When his body was later found in a stream, it was evident that he had chosen the latter. Nearby lay his rifle - all 10 chambers still loaded. He had made the supreme sacrifice, motivated by his burden for lost souls and his unswerving devotion to his Savior. With the apostle Paul, he wanted Christ to be magnified in his body, “whether by life or by death.” (1)

This is really hard. But, here’s the bottom line. Brothers and sisters, hear this: Adversity is an opportunity for the Gospel. All other considerations are secondary. What matters is the forward progress of the Gospel. Say this with me, “What matters is the Gospel.”

There’s a second point of application here. Paul makes it starting in verse 22: But if I am to live on in the flesh - if God chooses to keep me alive - this will mean fruitful labor for me - I get to go on serving Jesus - sharing the Gospel - but I do not know which to choose - death and life with Jesus? - or life with Jesus here and with you? - I am hard-pressed from both directions, having the desire to depart and be with Christ for that is very much better; yet to remain on in the flesh is more necessary for your sake. Convinced of this, I know that I remain and continue with you all for your progress and joy in the faith, so that your proud confidence in me may abound in Christ Jesus through my coming to you again.

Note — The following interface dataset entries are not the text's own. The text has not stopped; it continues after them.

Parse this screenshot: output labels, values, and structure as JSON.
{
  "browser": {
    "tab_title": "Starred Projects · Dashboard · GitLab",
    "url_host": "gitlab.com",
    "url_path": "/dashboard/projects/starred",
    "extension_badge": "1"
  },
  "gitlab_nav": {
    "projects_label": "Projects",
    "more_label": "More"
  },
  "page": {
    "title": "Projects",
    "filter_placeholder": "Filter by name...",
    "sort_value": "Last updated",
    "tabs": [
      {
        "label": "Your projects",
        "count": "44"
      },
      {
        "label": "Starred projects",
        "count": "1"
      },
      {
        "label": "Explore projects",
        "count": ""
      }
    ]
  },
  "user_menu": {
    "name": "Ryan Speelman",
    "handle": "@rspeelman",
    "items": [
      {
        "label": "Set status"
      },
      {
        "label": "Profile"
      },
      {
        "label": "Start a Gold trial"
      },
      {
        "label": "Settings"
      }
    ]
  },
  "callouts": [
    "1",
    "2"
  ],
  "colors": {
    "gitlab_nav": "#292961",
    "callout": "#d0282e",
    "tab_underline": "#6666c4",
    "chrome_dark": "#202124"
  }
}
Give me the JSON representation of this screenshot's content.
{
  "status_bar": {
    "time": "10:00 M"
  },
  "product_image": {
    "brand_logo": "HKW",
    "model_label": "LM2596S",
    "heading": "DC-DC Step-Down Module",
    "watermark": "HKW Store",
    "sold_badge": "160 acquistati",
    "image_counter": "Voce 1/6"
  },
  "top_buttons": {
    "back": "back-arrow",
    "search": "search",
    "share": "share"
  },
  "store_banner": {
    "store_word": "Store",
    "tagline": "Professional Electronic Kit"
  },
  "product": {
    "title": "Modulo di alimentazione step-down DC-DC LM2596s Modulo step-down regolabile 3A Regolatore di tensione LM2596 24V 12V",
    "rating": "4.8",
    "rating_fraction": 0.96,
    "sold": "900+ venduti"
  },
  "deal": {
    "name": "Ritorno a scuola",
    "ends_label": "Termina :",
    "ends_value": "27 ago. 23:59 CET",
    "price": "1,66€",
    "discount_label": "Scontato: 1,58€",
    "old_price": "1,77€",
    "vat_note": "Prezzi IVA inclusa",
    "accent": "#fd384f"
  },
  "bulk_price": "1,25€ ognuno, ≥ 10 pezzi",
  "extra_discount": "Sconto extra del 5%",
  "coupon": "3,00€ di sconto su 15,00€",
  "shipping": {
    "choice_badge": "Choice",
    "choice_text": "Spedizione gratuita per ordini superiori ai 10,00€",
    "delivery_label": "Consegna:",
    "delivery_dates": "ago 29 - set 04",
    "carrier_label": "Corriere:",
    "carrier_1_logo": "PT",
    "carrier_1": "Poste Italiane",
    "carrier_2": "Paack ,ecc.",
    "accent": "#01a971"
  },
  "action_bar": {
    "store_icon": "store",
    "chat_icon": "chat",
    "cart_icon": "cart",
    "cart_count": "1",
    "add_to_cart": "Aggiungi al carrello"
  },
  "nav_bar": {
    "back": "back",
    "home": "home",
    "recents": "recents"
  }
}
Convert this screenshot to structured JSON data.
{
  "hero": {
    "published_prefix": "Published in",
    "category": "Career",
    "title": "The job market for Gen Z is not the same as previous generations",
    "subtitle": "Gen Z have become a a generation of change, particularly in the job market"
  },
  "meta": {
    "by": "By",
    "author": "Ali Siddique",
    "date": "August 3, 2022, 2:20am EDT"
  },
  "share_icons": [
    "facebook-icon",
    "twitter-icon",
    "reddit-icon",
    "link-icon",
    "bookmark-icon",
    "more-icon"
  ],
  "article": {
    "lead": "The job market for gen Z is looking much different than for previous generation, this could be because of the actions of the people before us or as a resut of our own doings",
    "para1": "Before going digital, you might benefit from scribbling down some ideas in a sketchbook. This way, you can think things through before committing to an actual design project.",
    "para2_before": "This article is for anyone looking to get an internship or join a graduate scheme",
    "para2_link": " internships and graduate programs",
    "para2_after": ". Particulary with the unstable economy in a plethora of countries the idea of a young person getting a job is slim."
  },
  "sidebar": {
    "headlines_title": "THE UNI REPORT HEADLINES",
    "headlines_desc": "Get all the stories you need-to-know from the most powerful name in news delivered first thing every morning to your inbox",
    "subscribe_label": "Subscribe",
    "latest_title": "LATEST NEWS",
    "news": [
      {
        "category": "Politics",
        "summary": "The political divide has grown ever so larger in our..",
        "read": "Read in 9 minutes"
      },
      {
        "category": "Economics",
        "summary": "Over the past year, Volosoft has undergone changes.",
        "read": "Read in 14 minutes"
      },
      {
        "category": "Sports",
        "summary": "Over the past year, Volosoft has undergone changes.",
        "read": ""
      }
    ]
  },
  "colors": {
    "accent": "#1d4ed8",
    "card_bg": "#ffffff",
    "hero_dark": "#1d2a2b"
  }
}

A few years back I was visiting with an elderly lady in the hospital. A woman who was a sister in the Lord in the true sense of that relationship. She was hours from death. She knew it. I knew it. She knew Jesus as her Savior. She had confidence - no questions about where she would spend eternity.

We talked about her family. Her concern for her family. Not all of them knew Jesus. Over the previous months - in the time that God had allowed her to stay - she had been even more intently focused on sharing her faith with them.

Paul faces death. To die would be to gain more of Christ - to be with Him. But Paul remains. God still has work for him. It is necessary for the Philippians that Paul remain to encourage and disciple and embolden them in their service for Jesus Christ.

Adversity gives us the opportunity to refocus on helping each other as we live for Christ. In adversity we’re here for each other. Say this to the person next to you, “Who matters is you.”

Let me ask you three questions - some things to think about this week.

Imagine having someone chained to you for 4 hours. That’s pretty intimate - pretty intense. Especially if the circumstances were adverse. What would they learn from you or about you? What would you talk about? Would you gripe or complain? Would you rejoice? Would Jesus be exalted? Would the progress of the Gospel be moved forward?

Second question: If death were an immediate possibility how would you live? Would facing death alter our commitment to each other - our pursuit and purpose? The reality is that we have no idea if we have 3 months or 3 minutes left. We do know that - in these circumstances - we have work to do. God has called us to encourage and embolden each other - to help each other - to uplift and support each other - to share His gospel with others.

Last question: How will you spend the time God gives you?

1.  Our Daily Bread

Unless otherwise indicated, Scripture taken from the New American Standard Bible®, © 1960, 1962, 1963, 1968, 1971, 1972, 1973, 1975, 1977, 1995 by the Lockman Foundation.  Used by permission.